"They've taken the high road and said, 'We're going to do everything we can to make this work,'" said Lori Wing-Heier, director of the division.
The announcement that Moda will stay in Alaska follows less than two weeks after Wing-Heier said that the Portland, Oregon-based health insurance company didn't have enough capital to safely operate in the state in 2016. At the end of 2015, Moda reported a net loss of $58 million.
Robert Gootee, chief executive officer of Moda's parent company, Moda, Inc., said on Jan. 28 that the company would exit Alaska and Oregon's individual health insurance marketplaces.
But by this weekend, Gootee had reached a consent agreement with the Alaska Division of Insurance and the Oregon Department of Consumer and Business Services about the company's financial future, Wing-Heier said. The agreement requires Moda to sell assets, borrow money using surplus notes, report its financial status more frequently and set aside $15 million to protect Alaskans if business goes sour.
Meanwhile, Moda will resume selling and renewing policies in the individual and group markets under the Affordable Care Act, or Obamacare. This means the 14,500 Alaskans who have coverage with Moda won't have to change their insurers.
"We've done everything we can to protect consumers, but still allow Moda to transact business and build that book back up," Wing-Heier said. She said she was confident Moda would be able to raise the new capital by the end of 2016.
Wing-Heier said the division was asking the federal government to get a special, 10-day open enrollment period for Alaskans affected when the state suspended Moda's operations. Open enrollment ended Jan. 31.
Alaskans with both individual and group Moda policies should continue to submit claims and should not expect any changes in their premiums and benefits, Wing-Heier said.
"Hopefully this is something we can put behind us," she said. "I would ask that providers who have been leery of accepting the Moda card as payment — that they please start accepting it again."
Wing-Heier said she could not disclose the specifics of Moda's business plan and what assets it would sell to raise capital. Jonathan Nicholas, Moda Health's vice president of marketing, declined to answer questions Monday but provided a statement from Gootee who praised Oregon and Alaska for "quickly analyzing a difficult and rapidly changing set of circumstances."

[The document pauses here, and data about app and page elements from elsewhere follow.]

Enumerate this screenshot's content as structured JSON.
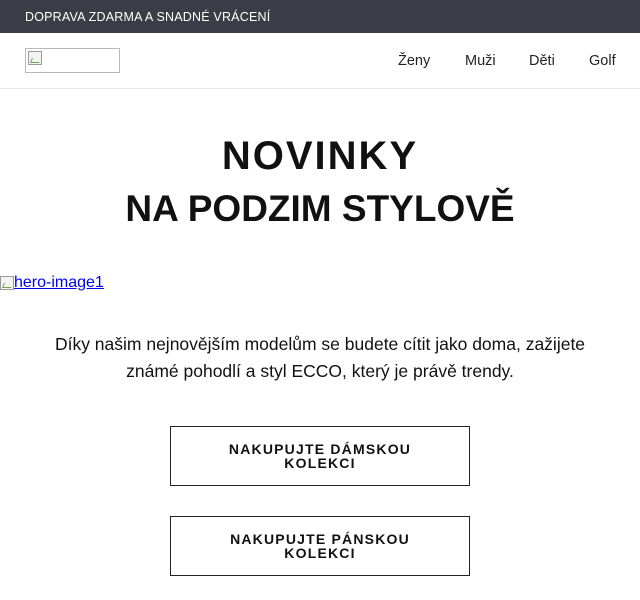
{
  "topbar": {
    "text": "DOPRAVA ZDARMA A SNADNÉ VRÁCENÍ"
  },
  "header": {
    "nav": [
      {
        "label": "Ženy"
      },
      {
        "label": "Muži"
      },
      {
        "label": "Děti"
      },
      {
        "label": "Golf"
      }
    ]
  },
  "main": {
    "title": "NOVINKY",
    "subtitle": "NA PODZIM STYLOVĚ",
    "hero_alt": "hero-image1",
    "description": "Díky našim nejnovějším modelům se budete cítit jako doma, zažijete známé pohodlí a styl ECCO, který je právě trendy.",
    "buttons": {
      "women": "NAKUPUJTE DÁMSKOU KOLEKCI",
      "men": "NAKUPUJTE PÁNSKOU KOLEKCI"
    }
  },
  "colors": {
    "topbar_bg": "#3c3c46",
    "topbar_text": "#ffffff",
    "link": "#0000ee"
  },
  "icons": {
    "logo": "broken-image-icon",
    "hero": "broken-image-icon"
  }
}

"We're pleased that together we have reached an agreement on a path moving forward that ensures Moda members will see no interruption in coverage," Gootee said in the statement.
If Moda does not complete all of the requirements laid out in the consent agreement, the state of Oregon would assume full control of the company and could decide to liquidate it, according to the Division of Insurance.
Moda is one of two health insurance companies offering plans on Alaska's federally run health insurance marketplace, healthcare.gov. The other, Premera Blue Cross Blue Shield, typically has plans with higher premiums, said Aimee Crocker, vice president of insurance brokerage Enroll Alaska.
"I think there's a lot of concerns about prices," she said. "So I think -- all in all -- this will just relieve the stresses knowing there will be two providers."
Wing-Heier said that while Moda is committed to staying in Alaska in 2016, it's up to the company to decide if it will stay next year as well. The Division of Insurance would approve the company's health insurance plans and rates for 2017 by this summer.
Alaska Dispatch Publishing